What to produce:
Repeat each record that follows, keeping it identical.

Material for this exercise:
★ ★ ★ ★

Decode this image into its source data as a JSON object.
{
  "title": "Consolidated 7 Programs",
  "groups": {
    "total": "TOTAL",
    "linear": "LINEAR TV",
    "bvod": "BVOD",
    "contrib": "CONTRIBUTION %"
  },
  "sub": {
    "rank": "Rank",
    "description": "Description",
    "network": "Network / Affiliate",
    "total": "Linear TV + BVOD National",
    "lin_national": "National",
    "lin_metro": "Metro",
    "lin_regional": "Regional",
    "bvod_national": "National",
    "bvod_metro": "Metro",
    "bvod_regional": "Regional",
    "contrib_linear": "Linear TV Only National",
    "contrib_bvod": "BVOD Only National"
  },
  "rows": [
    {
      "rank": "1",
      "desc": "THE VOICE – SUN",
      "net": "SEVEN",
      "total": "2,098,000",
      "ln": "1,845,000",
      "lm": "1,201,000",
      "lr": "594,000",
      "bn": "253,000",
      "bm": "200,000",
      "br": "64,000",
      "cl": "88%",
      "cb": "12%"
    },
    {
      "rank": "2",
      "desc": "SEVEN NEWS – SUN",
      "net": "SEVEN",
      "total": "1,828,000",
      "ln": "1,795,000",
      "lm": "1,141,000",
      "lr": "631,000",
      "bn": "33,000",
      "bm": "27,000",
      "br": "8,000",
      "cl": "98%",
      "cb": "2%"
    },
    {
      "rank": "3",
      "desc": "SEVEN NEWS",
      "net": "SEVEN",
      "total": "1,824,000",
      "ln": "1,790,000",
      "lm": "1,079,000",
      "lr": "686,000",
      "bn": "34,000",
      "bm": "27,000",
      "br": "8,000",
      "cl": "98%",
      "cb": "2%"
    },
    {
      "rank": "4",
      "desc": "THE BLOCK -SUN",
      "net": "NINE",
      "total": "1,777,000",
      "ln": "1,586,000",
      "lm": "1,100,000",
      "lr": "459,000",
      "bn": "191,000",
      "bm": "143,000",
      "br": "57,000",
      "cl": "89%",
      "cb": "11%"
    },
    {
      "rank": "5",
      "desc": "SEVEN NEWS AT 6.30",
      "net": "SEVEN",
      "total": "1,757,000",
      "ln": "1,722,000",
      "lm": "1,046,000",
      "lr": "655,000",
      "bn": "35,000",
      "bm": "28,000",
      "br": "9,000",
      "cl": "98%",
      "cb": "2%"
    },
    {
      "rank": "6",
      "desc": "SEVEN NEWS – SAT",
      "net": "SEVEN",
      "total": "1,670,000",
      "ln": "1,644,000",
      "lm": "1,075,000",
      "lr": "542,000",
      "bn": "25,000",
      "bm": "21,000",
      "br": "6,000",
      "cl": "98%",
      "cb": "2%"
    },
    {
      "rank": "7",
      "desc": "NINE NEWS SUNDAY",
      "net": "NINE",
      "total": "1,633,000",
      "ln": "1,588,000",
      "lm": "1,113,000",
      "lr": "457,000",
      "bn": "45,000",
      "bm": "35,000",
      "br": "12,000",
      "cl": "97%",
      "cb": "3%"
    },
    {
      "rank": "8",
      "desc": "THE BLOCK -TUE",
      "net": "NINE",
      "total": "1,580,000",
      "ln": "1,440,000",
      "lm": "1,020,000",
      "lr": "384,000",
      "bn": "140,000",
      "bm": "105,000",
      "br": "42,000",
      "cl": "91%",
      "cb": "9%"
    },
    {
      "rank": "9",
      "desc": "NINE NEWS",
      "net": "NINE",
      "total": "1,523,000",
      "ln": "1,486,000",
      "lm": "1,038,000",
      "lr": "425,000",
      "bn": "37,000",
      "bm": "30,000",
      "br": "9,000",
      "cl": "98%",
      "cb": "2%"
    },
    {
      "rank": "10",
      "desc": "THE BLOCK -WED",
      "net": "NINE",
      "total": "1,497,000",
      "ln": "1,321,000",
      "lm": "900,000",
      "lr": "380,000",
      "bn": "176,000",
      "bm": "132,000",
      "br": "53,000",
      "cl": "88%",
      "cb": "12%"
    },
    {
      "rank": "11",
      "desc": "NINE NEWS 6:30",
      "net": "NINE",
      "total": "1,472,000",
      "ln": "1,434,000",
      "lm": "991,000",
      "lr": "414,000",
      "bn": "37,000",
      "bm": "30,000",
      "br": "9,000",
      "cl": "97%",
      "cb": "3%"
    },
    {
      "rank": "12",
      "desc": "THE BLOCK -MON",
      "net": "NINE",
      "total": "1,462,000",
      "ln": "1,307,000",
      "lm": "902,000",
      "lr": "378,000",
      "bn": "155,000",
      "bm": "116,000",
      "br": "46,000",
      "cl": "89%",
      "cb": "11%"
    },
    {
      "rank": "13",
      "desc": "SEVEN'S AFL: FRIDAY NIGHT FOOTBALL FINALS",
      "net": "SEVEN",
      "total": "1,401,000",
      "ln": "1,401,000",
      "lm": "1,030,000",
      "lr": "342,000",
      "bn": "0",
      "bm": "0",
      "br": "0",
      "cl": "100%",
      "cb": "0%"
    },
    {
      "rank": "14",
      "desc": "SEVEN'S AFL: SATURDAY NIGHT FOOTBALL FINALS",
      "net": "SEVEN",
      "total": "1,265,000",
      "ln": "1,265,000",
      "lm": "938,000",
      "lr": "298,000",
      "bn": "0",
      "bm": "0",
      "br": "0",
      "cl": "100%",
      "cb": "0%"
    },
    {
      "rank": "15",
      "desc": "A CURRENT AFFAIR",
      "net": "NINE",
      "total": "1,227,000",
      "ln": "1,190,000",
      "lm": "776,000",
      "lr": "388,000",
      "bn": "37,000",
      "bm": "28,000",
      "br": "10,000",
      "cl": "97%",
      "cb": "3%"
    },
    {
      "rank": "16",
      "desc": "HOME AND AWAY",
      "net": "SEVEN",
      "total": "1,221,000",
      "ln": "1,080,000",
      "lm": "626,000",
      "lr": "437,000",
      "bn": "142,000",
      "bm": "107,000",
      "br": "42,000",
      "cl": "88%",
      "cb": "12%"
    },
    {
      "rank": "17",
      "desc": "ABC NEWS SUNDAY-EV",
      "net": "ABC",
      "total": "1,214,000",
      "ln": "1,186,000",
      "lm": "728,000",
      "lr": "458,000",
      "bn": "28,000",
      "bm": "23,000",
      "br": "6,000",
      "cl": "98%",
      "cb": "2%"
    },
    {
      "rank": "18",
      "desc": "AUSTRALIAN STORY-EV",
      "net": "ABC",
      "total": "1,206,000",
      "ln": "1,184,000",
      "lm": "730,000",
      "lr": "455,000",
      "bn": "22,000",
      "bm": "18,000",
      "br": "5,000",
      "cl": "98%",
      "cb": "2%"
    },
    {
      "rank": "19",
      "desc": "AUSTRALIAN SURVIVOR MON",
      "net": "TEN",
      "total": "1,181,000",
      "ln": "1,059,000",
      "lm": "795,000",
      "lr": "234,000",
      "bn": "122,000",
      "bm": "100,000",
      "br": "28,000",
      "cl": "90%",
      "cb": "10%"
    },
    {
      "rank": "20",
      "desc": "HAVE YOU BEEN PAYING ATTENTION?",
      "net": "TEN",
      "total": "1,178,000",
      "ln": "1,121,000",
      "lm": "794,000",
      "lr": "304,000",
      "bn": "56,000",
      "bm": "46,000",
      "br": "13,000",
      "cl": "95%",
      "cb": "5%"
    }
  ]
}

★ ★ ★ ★

Solution to this task:
Decode this image into its source data as a JSON object.
{
  "title": "Consolidated 7 Programs",
  "groups": {
    "total": "TOTAL",
    "linear": "LINEAR TV",
    "bvod": "BVOD",
    "contrib": "CONTRIBUTION %"
  },
  "sub": {
    "rank": "Rank",
    "description": "Description",
    "network": "Network / Affiliate",
    "total": "Linear TV + BVOD National",
    "lin_national": "National",
    "lin_metro": "Metro",
    "lin_regional": "Regional",
    "bvod_national": "National",
    "bvod_metro": "Metro",
    "bvod_regional": "Regional",
    "contrib_linear": "Linear TV Only National",
    "contrib_bvod": "BVOD Only National"
  },
  "rows": [
    {
      "rank": "1",
      "desc": "THE VOICE – SUN",
      "net": "SEVEN",
      "total": "2,098,000",
      "ln": "1,845,000",
      "lm": "1,201,000",
      "lr": "594,000",
      "bn": "253,000",
      "bm": "200,000",
      "br": "64,000",
      "cl": "88%",
      "cb": "12%"
    },
    {
      "rank": "2",
      "desc": "SEVEN NEWS – SUN",
      "net": "SEVEN",
      "total": "1,828,000",
      "ln": "1,795,000",
      "lm": "1,141,000",
      "lr": "631,000",
      "bn": "33,000",
      "bm": "27,000",
      "br": "8,000",
      "cl": "98%",
      "cb": "2%"
    },
    {
      "rank": "3",
      "desc": "SEVEN NEWS",
      "net": "SEVEN",
      "total": "1,824,000",
      "ln": "1,790,000",
      "lm": "1,079,000",
      "lr": "686,000",
      "bn": "34,000",
      "bm": "27,000",
      "br": "8,000",
      "cl": "98%",
      "cb": "2%"
    },
    {
      "rank": "4",
      "desc": "THE BLOCK -SUN",
      "net": "NINE",
      "total": "1,777,000",
      "ln": "1,586,000",
      "lm": "1,100,000",
      "lr": "459,000",
      "bn": "191,000",
      "bm": "143,000",
      "br": "57,000",
      "cl": "89%",
      "cb": "11%"
    },
    {
      "rank": "5",
      "desc": "SEVEN NEWS AT 6.30",
      "net": "SEVEN",
      "total": "1,757,000",
      "ln": "1,722,000",
      "lm": "1,046,000",
      "lr": "655,000",
      "bn": "35,000",
      "bm": "28,000",
      "br": "9,000",
      "cl": "98%",
      "cb": "2%"
    },
    {
      "rank": "6",
      "desc": "SEVEN NEWS – SAT",
      "net": "SEVEN",
      "total": "1,670,000",
      "ln": "1,644,000",
      "lm": "1,075,000",
      "lr": "542,000",
      "bn": "25,000",
      "bm": "21,000",
      "br": "6,000",
      "cl": "98%",
      "cb": "2%"
    },
    {
      "rank": "7",
      "desc": "NINE NEWS SUNDAY",
      "net": "NINE",
      "total": "1,633,000",
      "ln": "1,588,000",
      "lm": "1,113,000",
      "lr": "457,000",
      "bn": "45,000",
      "bm": "35,000",
      "br": "12,000",
      "cl": "97%",
      "cb": "3%"
    },
    {
      "rank": "8",
      "desc": "THE BLOCK -TUE",
      "net": "NINE",
      "total": "1,580,000",
      "ln": "1,440,000",
      "lm": "1,020,000",
      "lr": "384,000",
      "bn": "140,000",
      "bm": "105,000",
      "br": "42,000",
      "cl": "91%",
      "cb": "9%"
    },
    {
      "rank": "9",
      "desc": "NINE NEWS",
      "net": "NINE",
      "total": "1,523,000",
      "ln": "1,486,000",
      "lm": "1,038,000",
      "lr": "425,000",
      "bn": "37,000",
      "bm": "30,000",
      "br": "9,000",
      "cl": "98%",
      "cb": "2%"
    },
    {
      "rank": "10",
      "desc": "THE BLOCK -WED",
      "net": "NINE",
      "total": "1,497,000",
      "ln": "1,321,000",
      "lm": "900,000",
      "lr": "380,000",
      "bn": "176,000",
      "bm": "132,000",
      "br": "53,000",
      "cl": "88%",
      "cb": "12%"
    },
    {
      "rank": "11",
      "desc": "NINE NEWS 6:30",
      "net": "NINE",
      "total": "1,472,000",
      "ln": "1,434,000",
      "lm": "991,000",
      "lr": "414,000",
      "bn": "37,000",
      "bm": "30,000",
      "br": "9,000",
      "cl": "97%",
      "cb": "3%"
    },
    {
      "rank": "12",
      "desc": "THE BLOCK -MON",
      "net": "NINE",
      "total": "1,462,000",
      "ln": "1,307,000",
      "lm": "902,000",
      "lr": "378,000",
      "bn": "155,000",
      "bm": "116,000",
      "br": "46,000",
      "cl": "89%",
      "cb": "11%"
    },
    {
      "rank": "13",
      "desc": "SEVEN'S AFL: FRIDAY NIGHT FOOTBALL FINALS",
      "net": "SEVEN",
      "total": "1,401,000",
      "ln": "1,401,000",
      "lm": "1,030,000",
      "lr": "342,000",
      "bn": "0",
      "bm": "0",
      "br": "0",
      "cl": "100%",
      "cb": "0%"
    },
    {
      "rank": "14",
      "desc": "SEVEN'S AFL: SATURDAY NIGHT FOOTBALL FINALS",
      "net": "SEVEN",
      "total": "1,265,000",
      "ln": "1,265,000",
      "lm": "938,000",
      "lr": "298,000",
      "bn": "0",
      "bm": "0",
      "br": "0",
      "cl": "100%",
      "cb": "0%"
    },
    {
      "rank": "15",
      "desc": "A CURRENT AFFAIR",
      "net": "NINE",
      "total": "1,227,000",
      "ln": "1,190,000",
      "lm": "776,000",
      "lr": "388,000",
      "bn": "37,000",
      "bm": "28,000",
      "br": "10,000",
      "cl": "97%",
      "cb": "3%"
    },
    {
      "rank": "16",
      "desc": "HOME AND AWAY",
      "net": "SEVEN",
      "total": "1,221,000",
      "ln": "1,080,000",
      "lm": "626,000",
      "lr": "437,000",
      "bn": "142,000",
      "bm": "107,000",
      "br": "42,000",
      "cl": "88%",
      "cb": "12%"
    },
    {
      "rank": "17",
      "desc": "ABC NEWS SUNDAY-EV",
      "net": "ABC",
      "total": "1,214,000",
      "ln": "1,186,000",
      "lm": "728,000",
      "lr": "458,000",
      "bn": "28,000",
      "bm": "23,000",
      "br": "6,000",
      "cl": "98%",
      "cb": "2%"
    },
    {
      "rank": "18",
      "desc": "AUSTRALIAN STORY-EV",
      "net": "ABC",
      "total": "1,206,000",
      "ln": "1,184,000",
      "lm": "730,000",
      "lr": "455,000",
      "bn": "22,000",
      "bm": "18,000",
      "br": "5,000",
      "cl": "98%",
      "cb": "2%"
    },
    {
      "rank": "19",
      "desc": "AUSTRALIAN SURVIVOR MON",
      "net": "TEN",
      "total": "1,181,000",
      "ln": "1,059,000",
      "lm": "795,000",
      "lr": "234,000",
      "bn": "122,000",
      "bm": "100,000",
      "br": "28,000",
      "cl": "90%",
      "cb": "10%"
    },
    {
      "rank": "20",
      "desc": "HAVE YOU BEEN PAYING ATTENTION?",
      "net": "TEN",
      "total": "1,178,000",
      "ln": "1,121,000",
      "lm": "794,000",
      "lr": "304,000",
      "bn": "56,000",
      "bm": "46,000",
      "br": "13,000",
      "cl": "95%",
      "cb": "5%"
    }
  ]
}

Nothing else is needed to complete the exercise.